The S&P500 has declined for three weeks in a row. Last week’s drop, although nothing serious, was 0.3%. Volume was not heavy; it was as if investors and traders were looking for direction. Volatility and skew both edged up slightly, meaning that players are starting to worry more about downside risk.
The economic results were bad and recently, getting much worse. The Empire State survey collapsed by 50%, when it was projected to stay almost unchanged. Housing starts plunged; they were expected to rise. Existing home sales fell markedly; they were expected to rise. It’s now commonly accepted by all (except real estate professionals who never admit to a down market) that housing is double-dipping. And if these figures keep up, housing will be in a state of collapse. Industrial production plunged. Jobless claims were again in the 400,000 range. The Philly Fed survey also collapsed; instead of rising to 23 as expected, it fell to 3.9. Finally, the leading indicators printed a negative number, for the first time since October 2010.
Technically, the three month uptrend is breaking and a new short-term (three week) downtrend has begun. If the S&P breaks decisively below support at 1325 (its 50 day moving average), then a lot of technical selling could begin. If so, the next area of support could be at 1250, which was the March 11 low resulting from the Japanese earthquake. If that doesn’t hold, then the 200 day moving average is down further at about 1238.

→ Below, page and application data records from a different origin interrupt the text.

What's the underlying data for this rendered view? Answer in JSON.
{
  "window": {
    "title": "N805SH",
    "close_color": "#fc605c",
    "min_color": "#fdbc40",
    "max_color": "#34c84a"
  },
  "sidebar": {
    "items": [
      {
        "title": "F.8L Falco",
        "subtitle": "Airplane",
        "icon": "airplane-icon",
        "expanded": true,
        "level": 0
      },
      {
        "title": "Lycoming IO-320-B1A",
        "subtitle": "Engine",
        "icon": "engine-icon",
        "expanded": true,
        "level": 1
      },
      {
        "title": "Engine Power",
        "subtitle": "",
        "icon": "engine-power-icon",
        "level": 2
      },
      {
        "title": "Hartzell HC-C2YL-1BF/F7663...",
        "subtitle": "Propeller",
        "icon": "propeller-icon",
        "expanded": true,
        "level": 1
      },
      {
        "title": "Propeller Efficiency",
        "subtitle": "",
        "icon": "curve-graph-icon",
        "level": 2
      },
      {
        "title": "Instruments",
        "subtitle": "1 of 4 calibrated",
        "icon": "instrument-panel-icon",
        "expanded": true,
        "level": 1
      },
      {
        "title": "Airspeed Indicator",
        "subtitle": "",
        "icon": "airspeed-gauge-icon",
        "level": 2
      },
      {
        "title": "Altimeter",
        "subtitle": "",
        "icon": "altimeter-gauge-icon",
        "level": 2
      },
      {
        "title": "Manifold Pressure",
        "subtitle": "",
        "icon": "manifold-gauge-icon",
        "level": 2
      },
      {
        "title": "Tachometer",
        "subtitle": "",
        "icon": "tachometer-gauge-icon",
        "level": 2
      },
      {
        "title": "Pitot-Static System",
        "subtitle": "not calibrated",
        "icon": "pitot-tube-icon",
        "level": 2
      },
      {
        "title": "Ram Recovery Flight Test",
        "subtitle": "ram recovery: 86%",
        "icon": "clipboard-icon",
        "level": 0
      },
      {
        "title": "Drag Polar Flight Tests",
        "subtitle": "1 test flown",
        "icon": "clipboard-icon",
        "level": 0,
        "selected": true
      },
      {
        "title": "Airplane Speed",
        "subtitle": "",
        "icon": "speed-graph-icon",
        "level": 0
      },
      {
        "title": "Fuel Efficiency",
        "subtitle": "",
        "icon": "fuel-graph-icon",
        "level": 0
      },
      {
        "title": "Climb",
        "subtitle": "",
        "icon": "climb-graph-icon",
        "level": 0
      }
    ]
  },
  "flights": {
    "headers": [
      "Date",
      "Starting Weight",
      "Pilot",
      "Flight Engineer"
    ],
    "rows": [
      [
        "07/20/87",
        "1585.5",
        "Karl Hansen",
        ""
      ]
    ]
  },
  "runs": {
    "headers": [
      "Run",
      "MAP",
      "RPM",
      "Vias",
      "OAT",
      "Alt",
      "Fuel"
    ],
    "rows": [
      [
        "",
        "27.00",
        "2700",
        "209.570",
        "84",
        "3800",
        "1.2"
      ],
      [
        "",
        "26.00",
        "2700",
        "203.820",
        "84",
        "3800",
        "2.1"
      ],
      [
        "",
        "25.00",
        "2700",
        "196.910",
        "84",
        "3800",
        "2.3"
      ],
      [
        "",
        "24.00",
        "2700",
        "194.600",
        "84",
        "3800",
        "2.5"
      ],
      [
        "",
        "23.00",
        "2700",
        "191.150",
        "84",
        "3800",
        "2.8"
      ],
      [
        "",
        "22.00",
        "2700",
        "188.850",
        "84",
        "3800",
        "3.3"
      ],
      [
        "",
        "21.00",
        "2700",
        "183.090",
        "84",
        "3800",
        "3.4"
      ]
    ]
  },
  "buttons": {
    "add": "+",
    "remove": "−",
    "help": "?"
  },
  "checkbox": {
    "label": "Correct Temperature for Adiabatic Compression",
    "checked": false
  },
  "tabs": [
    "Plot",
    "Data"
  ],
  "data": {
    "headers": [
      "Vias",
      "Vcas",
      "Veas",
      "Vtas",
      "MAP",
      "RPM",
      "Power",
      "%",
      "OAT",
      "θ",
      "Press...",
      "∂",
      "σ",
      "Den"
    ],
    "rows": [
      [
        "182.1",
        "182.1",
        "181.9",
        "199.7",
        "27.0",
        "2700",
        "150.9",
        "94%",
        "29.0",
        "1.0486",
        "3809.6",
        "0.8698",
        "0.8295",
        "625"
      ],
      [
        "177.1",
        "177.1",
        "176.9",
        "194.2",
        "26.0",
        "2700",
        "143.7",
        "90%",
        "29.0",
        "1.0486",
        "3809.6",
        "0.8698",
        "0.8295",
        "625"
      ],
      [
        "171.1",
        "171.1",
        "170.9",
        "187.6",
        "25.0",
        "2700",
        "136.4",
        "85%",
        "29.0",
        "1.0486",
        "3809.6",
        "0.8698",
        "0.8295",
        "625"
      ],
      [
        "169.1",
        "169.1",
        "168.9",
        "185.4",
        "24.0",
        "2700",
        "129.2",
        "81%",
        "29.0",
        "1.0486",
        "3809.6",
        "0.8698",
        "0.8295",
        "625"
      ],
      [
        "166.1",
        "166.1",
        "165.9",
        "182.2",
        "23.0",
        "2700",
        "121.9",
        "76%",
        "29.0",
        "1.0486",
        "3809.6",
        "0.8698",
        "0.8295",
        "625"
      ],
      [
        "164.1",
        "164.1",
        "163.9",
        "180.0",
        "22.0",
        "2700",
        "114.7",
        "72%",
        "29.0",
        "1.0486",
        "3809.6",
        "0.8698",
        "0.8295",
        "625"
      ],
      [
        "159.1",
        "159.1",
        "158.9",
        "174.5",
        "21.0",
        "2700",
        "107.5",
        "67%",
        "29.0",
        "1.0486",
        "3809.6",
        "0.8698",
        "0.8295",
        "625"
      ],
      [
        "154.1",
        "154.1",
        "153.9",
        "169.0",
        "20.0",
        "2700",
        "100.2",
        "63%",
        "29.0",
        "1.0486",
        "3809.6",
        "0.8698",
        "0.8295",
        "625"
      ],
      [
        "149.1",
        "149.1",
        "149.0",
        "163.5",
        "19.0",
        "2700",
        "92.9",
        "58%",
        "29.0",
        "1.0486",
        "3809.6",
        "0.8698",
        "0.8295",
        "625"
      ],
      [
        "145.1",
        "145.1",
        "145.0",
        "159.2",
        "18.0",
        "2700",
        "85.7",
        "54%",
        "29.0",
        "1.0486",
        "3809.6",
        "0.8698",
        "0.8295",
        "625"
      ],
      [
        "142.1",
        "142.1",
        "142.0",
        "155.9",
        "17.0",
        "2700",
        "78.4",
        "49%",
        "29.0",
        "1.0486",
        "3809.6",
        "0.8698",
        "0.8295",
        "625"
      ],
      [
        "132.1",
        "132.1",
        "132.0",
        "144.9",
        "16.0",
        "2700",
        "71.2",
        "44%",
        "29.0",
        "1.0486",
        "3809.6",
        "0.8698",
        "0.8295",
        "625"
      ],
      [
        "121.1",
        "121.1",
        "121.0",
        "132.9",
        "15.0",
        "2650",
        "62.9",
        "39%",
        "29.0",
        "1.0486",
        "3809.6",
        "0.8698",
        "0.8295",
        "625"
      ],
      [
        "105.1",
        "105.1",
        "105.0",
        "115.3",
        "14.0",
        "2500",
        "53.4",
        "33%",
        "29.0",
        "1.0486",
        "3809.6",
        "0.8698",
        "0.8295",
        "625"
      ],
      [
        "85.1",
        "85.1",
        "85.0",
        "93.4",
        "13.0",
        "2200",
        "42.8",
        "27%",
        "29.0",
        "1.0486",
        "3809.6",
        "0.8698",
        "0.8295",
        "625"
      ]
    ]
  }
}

What most analysts are starting to debate right now is whether the two year cyclical bull market and the two year economic recovery are in jeopardy. If so, then we should all be prepared for a strong market correction, before the markets consolidate and form a base, at which time we can jump back in and enjoy another merry bull market.
This is an argument about the market and economic cycle. It’s normal to have it, and in almost any other time, this would be the most important investment timing debate to have.
But what if investors are missing something? What if there’s something deeper, something secular, that underlies the debate about cycles? What if the cyclical bull market was actually built on a foundation of sand? And to add insult to injury, what if the cyclical bull market itself was a house of cards…….sitting on a foundation of sand?
If the underlying rot, the root cancer, that led to the 2008-2009 market and economic collapse has not been fixed, then the foundation is not at all firm. It will give way. The question is only when.
And since the central part of the root cancer—the global debt bubble relative to GDP and the financial fraud that helped blow this debt bubble—is still spreading, then the foundation is in fact NOTHING more than a mirage. It will not hold.
The cyclical bull market and the so-called economic recovery are also fragile, at best. At worst, they are a mirage……a house of cards. Why? Because they were engineered by the Federal Reserve (through its money creation program) and the cooperation of the Treasury and Congress (which spent and borrowed over 10% of GDP for the last tow years). This house of cards will collapse simply because the government cannot continue spending (and printing) over 10% of GDP indefinitely….without a catastrophic blow-back. The question is only when.
So today, the economic house of cards is starting to wobble. The markets, in turn, are also starting to quiver. If these two entities do crumble, then we should really worry.
Because there is almost zero chance that the foundation of sand—on which they’re built—will hold.